A statement from the duke was read at the French test of six people accused of invasion of privacy and complicity.
The portraits were taken as the imperial couple holidayed in Provence in 2012.
They appeared in Closer magazine in France, while regional newspaper La Provence reproduced swimwear pictures.
Paris-based agency photographers Cyril Moreau and Dominique Jacovides are accused of taking long-lens kills of the imperials, includes the topless pictures of the Duchess of Cambridge, from a public road.
The others accused in the case, heard something at Nanterre, near Paris, are Closer’s editor Laurence Pieau, Ernesto Mauri, chief executive of the Mondadori group which owns the publication, La Provence photographer Valerie Suau, and Marc Auburtin, the paper’s publishing director at the time.
A prosecutor pushed the court to impose “very significant fines” while a advocate for Prince William and Catherine called for “very large damages”.
Paul-Albert Iweins, representing Closer magazine, said the duke and duchess were hoping to claim 1.5 million euros( 1.3 m) in compensation.

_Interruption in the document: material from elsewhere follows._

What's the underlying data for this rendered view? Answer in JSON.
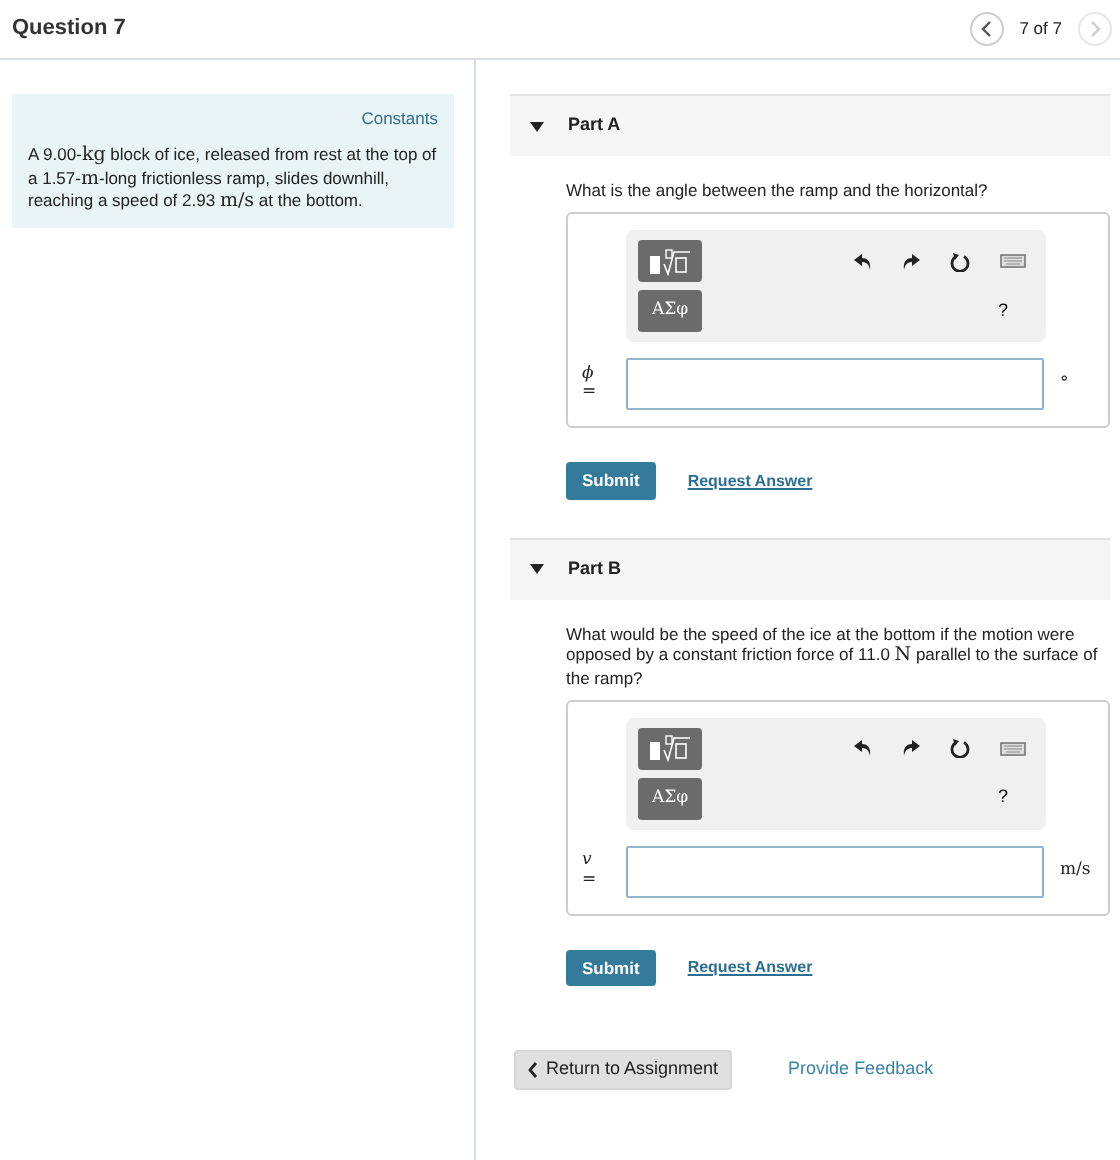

He argued that the couple had been the subject of much media attention – including the broadcast of their wed – and that the photos did not constitute a breach of privacy and casting them in a positive light.
‘Enjoy our privacy’
The imperial couple had been staying at a chateau in Provence owned by Viscount David Linley, the nephew of the Queen.
Prince William’s written declaration was read out by the couple’s advocate Jean Veil.
He remarked: “My wife and I thought that we could go to France for a few daytimes in a secluded villa owned by the states members of their own families, and thus experience our privacy.
“We know France and the French, and we know that “they il be”, in principle, respectful of private life, including that of their guests.”
He included: “The clandestine way in which these photographs were taken was specially scandalizing to us as it transgressed our privacy.”
He said the portraits were “all the more painful” given the experience of his mother, Diana, Princess of Wales, who died in a gondola disintegrate in Paris in 1997 as she was being pursued by photographers.
The court sounded mobile phone data had targeted Mr Moreau, 32, and Mr Jacovides, 59, in the following areas between 4 and 6 September 2012, when the topless images are believed to have been taken.
Both humankinds disclaim they were responsible for the pictures used by Closer.
Photographs of the duchess in her swimwear used in La Provence are said to have been taken by Ms Suau, 53, but she told the court there had been no intention to breach the imperial couple’s privacy.
The duke and duchess are not due to attend the court, which is expected to announce its finding on 4 July.
In 2012 they launched legal proceedings and national courts in Paris banned Closer, which is a separate publication from the UK’s Closer magazine, from engraving any further portraits.
St James’s Palace questioned the following statement at the time describing the accident as being “reminiscent of the most difficult extravagances of the press and paparazzi during the life of Diana, Princess of Wales”.